Cut the fat:
Eating fatty foods not only increases your risk of heart disease and certain types of cancer, but it can also give you gallstones. Researchers at King Fahd Hospital in Saudi Arabia found this out after noting that a growing number of patients were having their gallbladders removed. (Gallstones are the most common reason gallbladders become inflamed and have to be removed.) When they surveyed 14 other hospitals, the researchers found that the number of gallbladder operations performed annually was almost times higher in 1986 than in 1977. Yet the local population had grown only 67 percent. What had changed was Saudi eating habits. In the old days, Saudis ate lots of high-fiber grains. These days the average Saudi eats 81 percent more calories, a whopping 197 percent more fat, and only one-quarter of the grain that he or she did in 1977.

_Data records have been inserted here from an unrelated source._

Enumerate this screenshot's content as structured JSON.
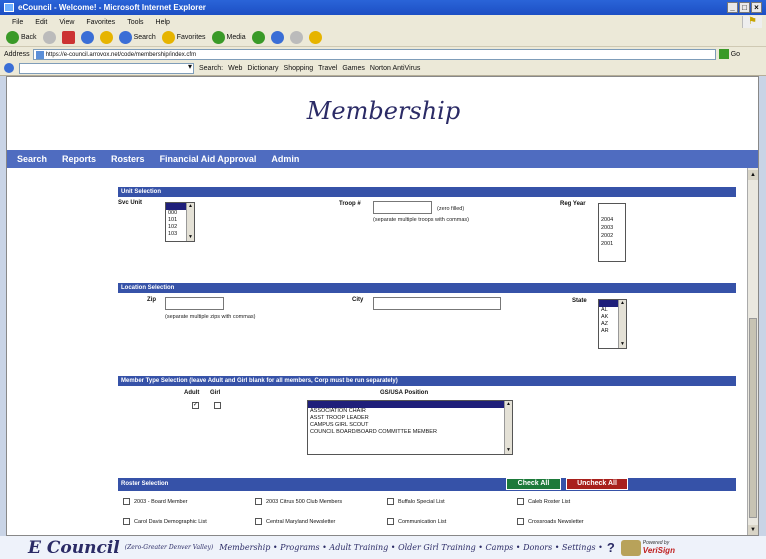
{
  "window": {
    "title": "eCouncil - Welcome! - Microsoft Internet Explorer",
    "controls": [
      "_",
      "□",
      "×"
    ]
  },
  "menu": [
    "File",
    "Edit",
    "View",
    "Favorites",
    "Tools",
    "Help"
  ],
  "toolbar": {
    "back": "Back",
    "search": "Search",
    "favorites": "Favorites",
    "media": "Media"
  },
  "address": {
    "label": "Address",
    "url": "https://e-council.arrovox.net/code/membership/index.cfm",
    "go": "Go"
  },
  "searchbar": {
    "search": "Search:",
    "web": "Web",
    "dictionary": "Dictionary",
    "shopping": "Shopping",
    "travel": "Travel",
    "games": "Games",
    "norton": "Norton AntiVirus"
  },
  "page": {
    "title": "Membership",
    "nav": [
      "Search",
      "Reports",
      "Rosters",
      "Financial Aid Approval",
      "Admin"
    ],
    "unit": {
      "header": "Unit Selection",
      "svc_unit_label": "Svc Unit",
      "svc_units": [
        "",
        "000",
        "101",
        "102",
        "103"
      ],
      "troop_label": "Troop #",
      "troop_hint1": "(zero filled)",
      "troop_hint2": "(separate multiple troops with commas)",
      "reg_year_label": "Reg Year",
      "reg_years": [
        "2004",
        "2003",
        "2002",
        "2001"
      ]
    },
    "location": {
      "header": "Location Selection",
      "zip_label": "Zip",
      "zip_hint": "(separate multiple zips with commas)",
      "city_label": "City",
      "state_label": "State",
      "states": [
        "",
        "AL",
        "AK",
        "AZ",
        "AR"
      ]
    },
    "member_type": {
      "header": "Member Type Selection (leave Adult and Girl blank for all members, Corp must be run separately)",
      "adult_label": "Adult",
      "girl_label": "Girl",
      "adult_checked": true,
      "girl_checked": false,
      "position_label": "GS/USA Position",
      "positions": [
        "",
        "ASSOCIATION CHAIR",
        "ASST TROOP LEADER",
        "CAMPUS GIRL SCOUT",
        "COUNCIL BOARD/BOARD COMMITTEE MEMBER"
      ]
    },
    "roster": {
      "header": "Roster Selection",
      "check_all": "Check All",
      "uncheck_all": "Uncheck All",
      "items": [
        "2003 - Board Member",
        "2003 Citrus 500 Club Members",
        "Buffalo Special List",
        "Caleb Roster List",
        "Carol Davis Demographic List",
        "Central Maryland Newsletter",
        "Communication List",
        "Crossroads Newsletter"
      ]
    }
  },
  "footer": {
    "brand": "E Council",
    "tagline": "(Zero-Greater Denver Valley)",
    "links": "Membership • Programs • Adult Training • Older Girl Training • Camps • Donors • Settings •",
    "help": "?",
    "verisign": "VeriSign",
    "verisign_small": "Powered by"
  },
  "colors": {
    "nav": "#4f6cc0",
    "section": "#3652a8",
    "check_all": "#1d7a3a",
    "uncheck_all": "#a8201c",
    "title": "#2b2b66"
  }
}
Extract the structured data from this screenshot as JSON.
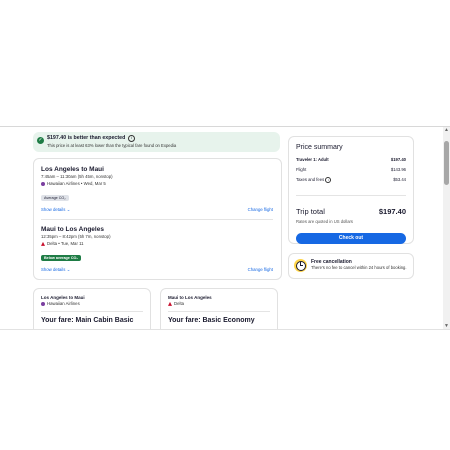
{
  "banner": {
    "title": "$197.40 is better than expected",
    "subtitle": "This price is at least 63% lower than the typical fare found on Expedia"
  },
  "legs": [
    {
      "route": "Los Angeles to Maui",
      "time": "7:45am – 11:30am (5h 45m, nonstop)",
      "airline": "Hawaiian Airlines • Wed, Mar 5",
      "badge": "Average CO₂",
      "show_details": "Show details",
      "change_flight": "Change flight"
    },
    {
      "route": "Maui to Los Angeles",
      "time": "12:35pm – 8:42pm (5h 7m, nonstop)",
      "airline": "Delta • Tue, Mar 11",
      "badge": "Below average CO₂",
      "show_details": "Show details",
      "change_flight": "Change flight"
    }
  ],
  "fares": [
    {
      "route": "Los Angeles to Maui",
      "airline": "Hawaiian Airlines",
      "name": "Your fare: Main Cabin Basic"
    },
    {
      "route": "Maui to Los Angeles",
      "airline": "Delta",
      "name": "Your fare: Basic Economy"
    }
  ],
  "price_summary": {
    "heading": "Price summary",
    "traveler_label": "Traveler 1: Adult",
    "traveler_value": "$197.40",
    "flight_label": "Flight",
    "flight_value": "$143.96",
    "taxes_label": "Taxes and fees",
    "taxes_value": "$53.44",
    "total_label": "Trip total",
    "total_value": "$197.40",
    "note": "Rates are quoted in US dollars",
    "button": "Check out"
  },
  "cancellation": {
    "title": "Free cancellation",
    "text": "There's no fee to cancel within 24 hours of booking."
  },
  "colors": {
    "accent": "#1668e3",
    "success": "#1e7c45",
    "banner_bg": "#e7f3ec"
  }
}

Marlboro man faces death:
Cigarette companies are notorious for targeting specific groups with slick ads: Marlboros are for the rugged man, Virginia Slims for the "liberated" woman and Kool filters for the hip black. Maybe the American Cancer Society should use the same technique to convince smokers to stop. The suggestion comes from researchers at the Centers for Disease Control in Atlanta. More than half of all smokers aged 17 to 24, for instance, said they like Marlboros. So, if the Cancer Society wants teen-agers to quit, it needs to counter the image of Marlboro smokers as strong, rugged and independent. At least one school group in California is giving it a try. They've developed a curriculum that uses a documentary film called "Death in the West." The film features six real cowboys who are dying of lung cancer or emphysema. That ought to help the sun set on some of those pretty cowboy images.
Low doses just as good:
Simple over-the-counter pain relievers are as effective in alleviating the aches and pains of arthritis of the knee as an often-prescribed anti-inflammation medication that has more side effects, a new study shows. Researchers say their findings "call into question the routine use" of prescription-strength ibuprofen when the same relief is achieved with low doses of the same drug, available on pharmacy shelves under such brand names as Motrin and Advil, and with over-the-counter acetaminophen, sold under such brand names as Tylenol and Anacin-3. The study in the New England Journal of Medicine found that 4,000 milligrams a day of acetaminophen combined with 1,200 milligrams a day of ibuprofen provide as much relief as 2,400 milligrams of ibuprofen, a prescription-strength dosage that reduces swelling but that may also lead to ulcers. In over-the-counter terms, the acetaminophen dosage is equivalent to eight tablets of Extra-Strength Tylenol daily and the low dose of ibuprofen is equal to six tablets of regular strength Advil daily. The researchers, from Indiana University, say their study relates to short-term treatment and caution that some patients with inflammation and chronic arthritis may still benefit from the prescription-strength dose.